Companies that provide services to pharma are also attracting investment. Pitchbook reported that San Francisco-based Slope, which assists with remote clinical trials, raised $20 million led by NEA. El Segundo, California-based Lightship, which does virtual clinical trials, attracted $40 million. Reify Health raised $220 million over the summer as companies seek to serve the clinical trial industry.
Serving insurers and employers also can be a winning formula. Mountainview, California-based Lark Health uses AI to help health insurance plan members stay healthy. Lark recently attracted $100 million in a raise led by Deerfield Management Company. New York City-based Insurights uses AI to help employers understand their health and wellness benefits. Insurights raised $22 million in a round led by Group 11.
Another way to win over Wall Street is by helping hospitals and physicians optimize their use of technology. Austin, Texas-based Insiteflow, which specializes in electronic health records, raised $2.3 million in a round led by Silverton Partners. With telehealth taking off, New York City-based Alloy, a telehealth company targeting women over 40, raised $3.3 million in seed funding through Kairos HQ and PACE Healthcare Capital.
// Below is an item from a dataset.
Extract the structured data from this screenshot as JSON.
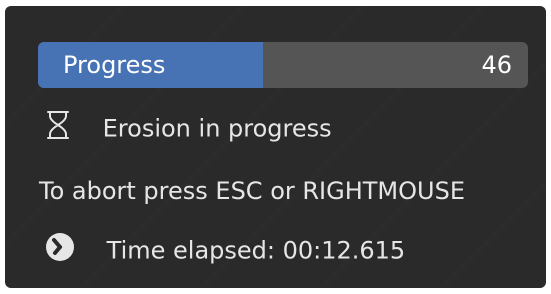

A well-established healthcare VC infrastructure is fueling the influx of cash. There is a long list of healthcare VC funds that bring expertise in evaluating companies and their risks and rewards. The Longwood Fund says it offers more than money — it also offers a history of “operational leadership and strategic guidance.” Meanwhile, Atlas Venture, a biotech VC firm in business since 1993, focuses on seed rounds, seeking “compelling opportunities to build scalable businesses and realize value.” Omega Funds, founded in 2004, focuses on life sciences companies from seed rounds to commercialization. Omega portfolio companies have brought 46 products to market that target everything from cancer to rare diseases.
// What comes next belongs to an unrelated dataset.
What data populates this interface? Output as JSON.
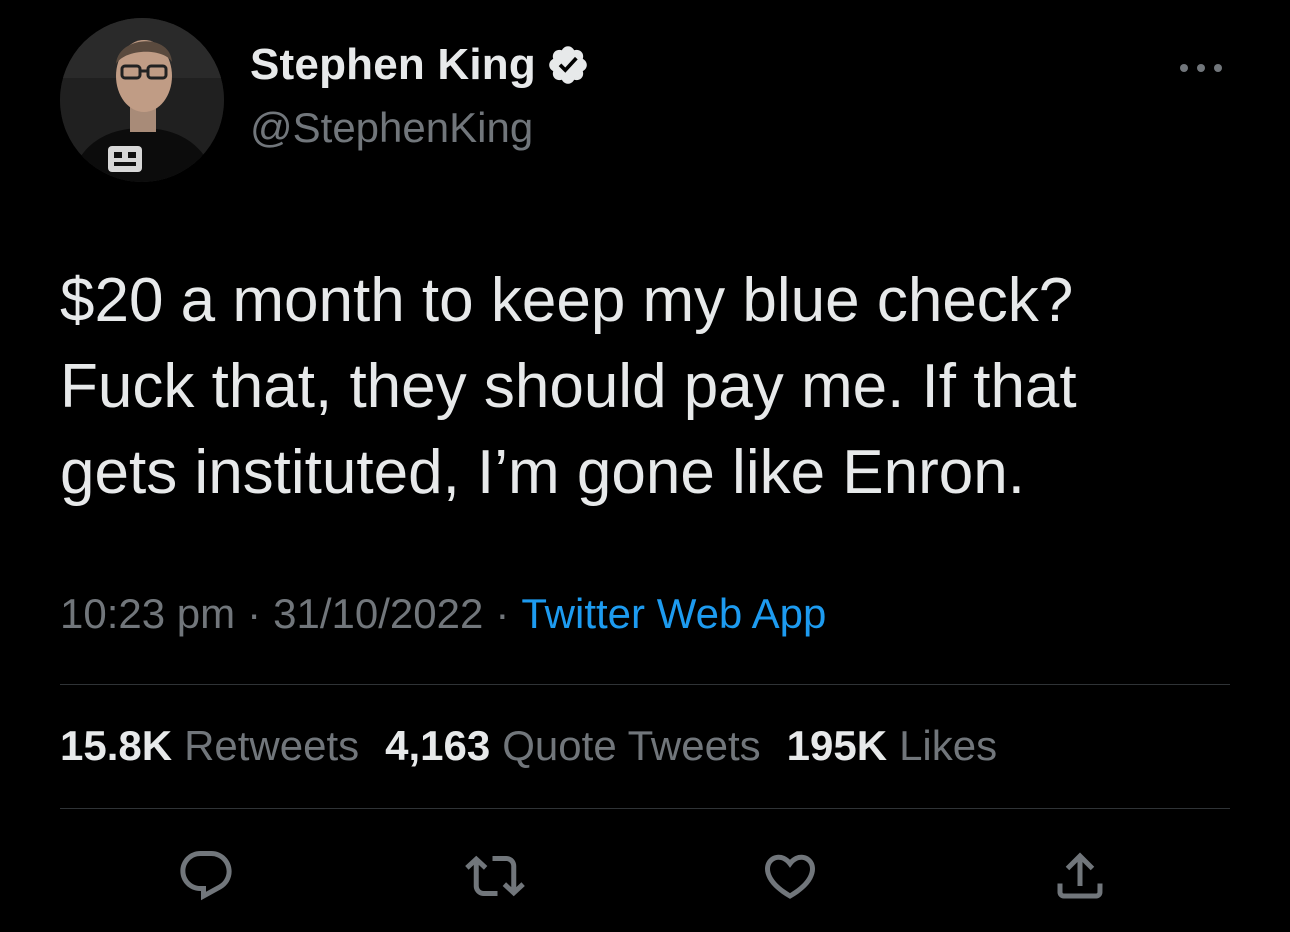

It’s clear that interest is soaring in healthcare and medtech, but these investments do come with risk. While some companies are already profitable, many are deep into R&D with little to no revenue. They are attracting capital based on prospects alone. For example, cell therapy company MiNK Therapeutics raised $40 million through 3.3 million shares priced at $12 per share. The company racked up a $16.2 million loss in 2020 without revenue, but investors are betting on a bright future.
The healthcare market may be benefiting from changes in recent years. Bain Capital noted that “new tools, technologies, and processes were deployed to speed up drug development.” This could continue, accelerating healthcare R&D and investment. “The winners in healthcare private equity will be those that can identify the future implications of Covid-19,” according to Bain.
Healthcare is more of a priority than ever, and private investors and government agencies are putting their money where their medicine is. In many industries, the new norm may be a watered-down version of the past. But for healthcare, the new norm could lead to better, faster processes and healthy doses of capital, even if funding falls off from highs as the pandemic wanes.
Marcum’s Transaction Advisory Services team is well versed in the nuances of dealmaking in the healthcare industry. Throughout the deal lifecycle, Marcum professionals are ready to help healthcare clients achieve their transaction goals and optimize performance by establishing prioritized, detailed transaction and integration plans, emphasizing speed, buy-in and communication. For more information, contact your Marcum representative.